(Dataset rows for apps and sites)
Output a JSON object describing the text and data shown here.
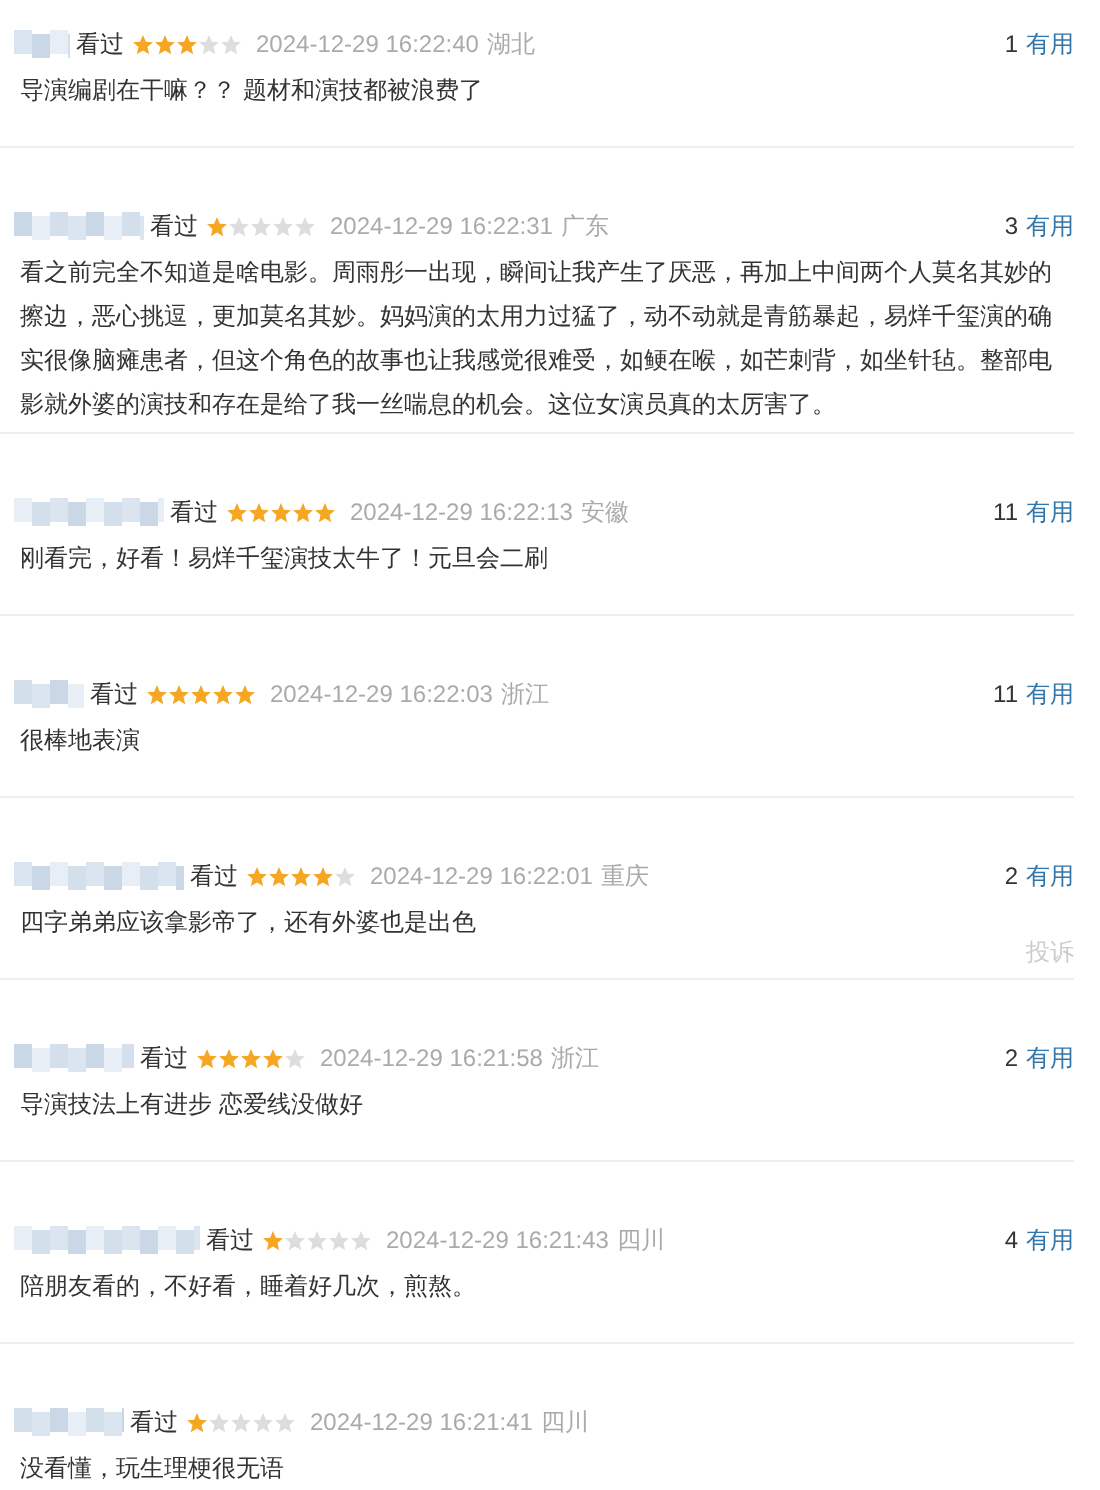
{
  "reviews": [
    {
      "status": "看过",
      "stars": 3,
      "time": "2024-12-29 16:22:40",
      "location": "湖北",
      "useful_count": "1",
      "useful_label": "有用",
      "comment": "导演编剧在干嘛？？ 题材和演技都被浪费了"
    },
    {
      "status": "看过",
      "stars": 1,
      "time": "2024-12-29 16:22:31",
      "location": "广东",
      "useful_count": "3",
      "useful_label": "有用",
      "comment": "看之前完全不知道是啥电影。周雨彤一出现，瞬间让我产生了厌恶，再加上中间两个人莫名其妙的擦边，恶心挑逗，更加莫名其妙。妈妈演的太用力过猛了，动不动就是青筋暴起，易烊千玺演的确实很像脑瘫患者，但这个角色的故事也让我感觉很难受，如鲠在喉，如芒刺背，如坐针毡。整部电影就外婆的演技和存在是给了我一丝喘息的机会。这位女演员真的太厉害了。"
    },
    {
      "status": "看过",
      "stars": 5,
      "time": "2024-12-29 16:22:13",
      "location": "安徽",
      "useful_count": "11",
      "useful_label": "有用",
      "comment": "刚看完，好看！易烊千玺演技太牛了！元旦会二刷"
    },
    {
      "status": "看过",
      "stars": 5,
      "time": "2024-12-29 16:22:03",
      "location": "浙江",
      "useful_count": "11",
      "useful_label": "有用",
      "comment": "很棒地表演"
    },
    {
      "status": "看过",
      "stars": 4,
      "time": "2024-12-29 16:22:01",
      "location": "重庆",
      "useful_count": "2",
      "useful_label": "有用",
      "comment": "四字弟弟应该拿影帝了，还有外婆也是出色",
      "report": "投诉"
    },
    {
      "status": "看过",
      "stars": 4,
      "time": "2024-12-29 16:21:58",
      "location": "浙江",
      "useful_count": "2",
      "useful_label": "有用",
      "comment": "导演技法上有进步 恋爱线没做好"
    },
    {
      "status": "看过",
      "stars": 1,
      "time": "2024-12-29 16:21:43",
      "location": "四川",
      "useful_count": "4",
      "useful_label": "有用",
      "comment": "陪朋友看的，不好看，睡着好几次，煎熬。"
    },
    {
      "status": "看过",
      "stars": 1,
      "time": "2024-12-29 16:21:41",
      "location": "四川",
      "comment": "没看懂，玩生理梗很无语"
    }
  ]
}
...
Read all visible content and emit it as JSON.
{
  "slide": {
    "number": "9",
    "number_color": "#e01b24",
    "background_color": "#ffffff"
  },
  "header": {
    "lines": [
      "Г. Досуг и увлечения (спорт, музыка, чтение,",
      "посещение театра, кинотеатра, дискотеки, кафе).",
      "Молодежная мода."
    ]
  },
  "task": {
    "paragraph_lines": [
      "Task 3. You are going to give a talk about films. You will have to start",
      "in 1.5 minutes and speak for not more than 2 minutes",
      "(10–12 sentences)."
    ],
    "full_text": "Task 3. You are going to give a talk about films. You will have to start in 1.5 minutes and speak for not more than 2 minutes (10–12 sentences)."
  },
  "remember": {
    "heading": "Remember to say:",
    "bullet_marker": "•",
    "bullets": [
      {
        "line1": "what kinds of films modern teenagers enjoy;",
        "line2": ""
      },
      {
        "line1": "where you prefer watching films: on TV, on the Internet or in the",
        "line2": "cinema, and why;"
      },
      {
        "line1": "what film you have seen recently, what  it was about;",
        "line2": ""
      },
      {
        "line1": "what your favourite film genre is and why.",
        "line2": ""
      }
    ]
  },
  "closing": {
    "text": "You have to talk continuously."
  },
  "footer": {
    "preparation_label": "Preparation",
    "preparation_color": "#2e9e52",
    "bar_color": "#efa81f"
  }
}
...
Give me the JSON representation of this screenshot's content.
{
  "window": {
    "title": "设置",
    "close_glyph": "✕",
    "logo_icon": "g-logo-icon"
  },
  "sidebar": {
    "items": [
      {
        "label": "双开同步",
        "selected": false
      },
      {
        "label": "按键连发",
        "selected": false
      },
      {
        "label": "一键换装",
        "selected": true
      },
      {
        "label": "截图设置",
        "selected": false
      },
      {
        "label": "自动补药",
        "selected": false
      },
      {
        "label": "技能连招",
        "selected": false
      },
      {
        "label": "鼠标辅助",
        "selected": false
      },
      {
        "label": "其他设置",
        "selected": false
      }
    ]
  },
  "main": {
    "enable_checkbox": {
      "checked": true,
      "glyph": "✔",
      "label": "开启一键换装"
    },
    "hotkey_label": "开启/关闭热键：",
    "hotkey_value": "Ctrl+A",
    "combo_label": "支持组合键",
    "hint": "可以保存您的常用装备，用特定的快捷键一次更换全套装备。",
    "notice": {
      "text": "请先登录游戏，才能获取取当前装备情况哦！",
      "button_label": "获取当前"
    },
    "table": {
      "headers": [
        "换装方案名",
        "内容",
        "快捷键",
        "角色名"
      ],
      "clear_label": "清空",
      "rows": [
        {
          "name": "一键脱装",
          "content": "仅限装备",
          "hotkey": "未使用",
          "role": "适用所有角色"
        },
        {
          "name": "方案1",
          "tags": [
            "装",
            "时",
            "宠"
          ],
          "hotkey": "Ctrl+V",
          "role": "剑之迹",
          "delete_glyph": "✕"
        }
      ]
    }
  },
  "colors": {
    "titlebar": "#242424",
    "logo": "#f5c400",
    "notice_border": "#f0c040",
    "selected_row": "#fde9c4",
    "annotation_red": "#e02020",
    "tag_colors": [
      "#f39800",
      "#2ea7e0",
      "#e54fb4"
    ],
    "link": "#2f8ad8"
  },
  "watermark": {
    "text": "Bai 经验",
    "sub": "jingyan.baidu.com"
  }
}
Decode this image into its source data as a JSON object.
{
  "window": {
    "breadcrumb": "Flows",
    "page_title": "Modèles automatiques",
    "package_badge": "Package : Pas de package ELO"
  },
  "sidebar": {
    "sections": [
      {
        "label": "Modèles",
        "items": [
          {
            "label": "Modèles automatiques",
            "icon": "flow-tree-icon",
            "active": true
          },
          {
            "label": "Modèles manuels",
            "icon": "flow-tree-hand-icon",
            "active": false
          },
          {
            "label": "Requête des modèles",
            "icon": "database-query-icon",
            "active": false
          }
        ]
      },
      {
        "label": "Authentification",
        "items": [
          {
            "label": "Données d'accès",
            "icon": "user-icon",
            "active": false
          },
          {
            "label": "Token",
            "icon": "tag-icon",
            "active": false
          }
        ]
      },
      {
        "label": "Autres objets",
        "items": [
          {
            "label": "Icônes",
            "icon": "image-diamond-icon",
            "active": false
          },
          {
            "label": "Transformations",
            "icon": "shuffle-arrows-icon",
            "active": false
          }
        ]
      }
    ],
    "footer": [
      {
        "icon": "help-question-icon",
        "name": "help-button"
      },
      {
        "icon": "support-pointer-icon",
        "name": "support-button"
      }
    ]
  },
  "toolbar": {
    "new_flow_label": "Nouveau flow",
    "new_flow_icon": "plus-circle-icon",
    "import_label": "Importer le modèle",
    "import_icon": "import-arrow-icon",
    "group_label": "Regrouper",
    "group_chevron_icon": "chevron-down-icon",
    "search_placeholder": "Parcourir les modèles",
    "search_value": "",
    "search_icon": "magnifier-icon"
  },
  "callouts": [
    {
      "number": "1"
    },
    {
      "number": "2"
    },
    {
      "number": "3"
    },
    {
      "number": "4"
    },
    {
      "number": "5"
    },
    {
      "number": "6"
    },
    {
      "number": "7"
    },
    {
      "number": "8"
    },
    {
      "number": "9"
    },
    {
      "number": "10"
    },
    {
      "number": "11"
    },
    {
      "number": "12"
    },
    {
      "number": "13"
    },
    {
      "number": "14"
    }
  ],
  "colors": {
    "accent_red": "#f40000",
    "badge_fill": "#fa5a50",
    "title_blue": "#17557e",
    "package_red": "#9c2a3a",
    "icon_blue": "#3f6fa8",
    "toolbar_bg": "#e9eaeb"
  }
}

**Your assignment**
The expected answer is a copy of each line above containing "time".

**Solution for this exercise**
      "time": "2024-12-29 16:22:40",
      "time": "2024-12-29 16:22:31",
      "time": "2024-12-29 16:22:13",
      "time": "2024-12-29 16:22:03",
      "time": "2024-12-29 16:22:01",
      "time": "2024-12-29 16:21:58",
      "time": "2024-12-29 16:21:43",
      "time": "2024-12-29 16:21:41",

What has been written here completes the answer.